It was a warm sunny day; the children are playing; and the adults are chatting: yet despite this, a horrific ritual is about to take place. In the beginning of “The Lottery” by Shirley Jackson, Tessie was Hutchinson nonchalant and carefree about what was to happen to the “winner” of the lottery. Though, later in the short story when the Hutchinson’s are chosen, Tessie starts to protest and shout that it was unfair. Tessie’s instantaneous change in behavior parallels the theme: that people are not concerned with injustice until they are the victim of injustice.
The story “The Ones Who Walk away from Omelas” is a story that can relate to the real world that we are living in today, being able to be pleasured without guilt. Although the world is not much as a Utopian world for people, but more of a place where someone who wants to be pleasured or happy without feeling guilty. Our civilization is willing to take guiltless trips in or to be happy or satisfied, not knowing what danger they could be causing. In the story, there is a Summer Festival that attracts numerous amount of people of various ages.
Both are set on catching Phantom, a mystical mare who no one has managed to catch, Yet. The book continued, setting the scenery. Allowing the reader to see the sandy beaches of Assateague Island, feel Paul and Maureen’s excitement, and hear the pounding of horse 's hooves along the beach. Phantom, the mystic mare is Paul and Maureen 's only goal, and the book continues with their quest to raise enough money to buy Phantom. Phantom becomes their main focus, and harbors even more importance after it is discovered that she has a foal.
On a sunny summer 's morning in late January, you awaken in Montevideo to the sound of pulsating drum rhythms. The sound emanates from the waterfront. It intensifies, and draws closer. Look out your window. Women dress in scanty, elaborate costumes, parade down the street as they dance to the rhythm of the drums.
On Sunny day of 1918, streets were filled with joy and laughter as parade was on its peak.

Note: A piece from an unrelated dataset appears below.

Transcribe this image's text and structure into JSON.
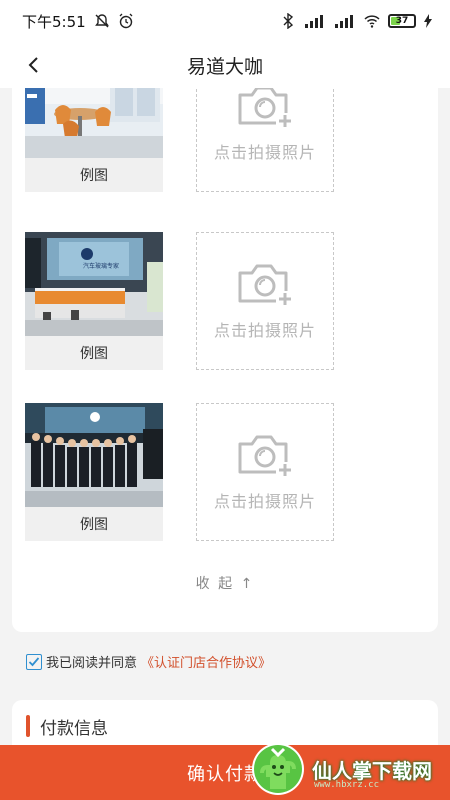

Few parade teams passed audience and entertained them. soon, clicking sounds of hard boot heel echoed the city. As the noise got larger, number of battalions marched down the street. Group kids ran to see them close and one of them actually made through the crowds.
This year the festival will feature some spectacular carnival rides, great live entertainment, 5K and 10K races, a car show, a parade, and KidFest (which includes a bicycle decorating contest, pie eating contest, water balloon toss and more, for kids 14 and under.) There’s even a Peach Queen and royal Peach Court—this year, those roles are filled by Mianna Gonczar and Shelby VanOphem. And, of course, there are always delicious peaches and peach products at various stands all over the festival. I spent two days in Savannah, Georgia this summer—the peach capital of the USA—and I still believe that Romeo’s peaches could compete with Georgia’s any day.
Samantha (Sami) Weathersby Personal Statement The arts have surrounded my life and family since I took my first breath. I experienced music, dance, storytelling, theatre, and visual arts immersion constantly, from the piano in our living room, to Mozart cassette tapes in the car, to pre-school church choirs. Early in life, I found that singing and dancing gave me a sense of pure joy and fulfillment distinctly unlike anything else. It provided freedom and catharsis and helped me escape real life.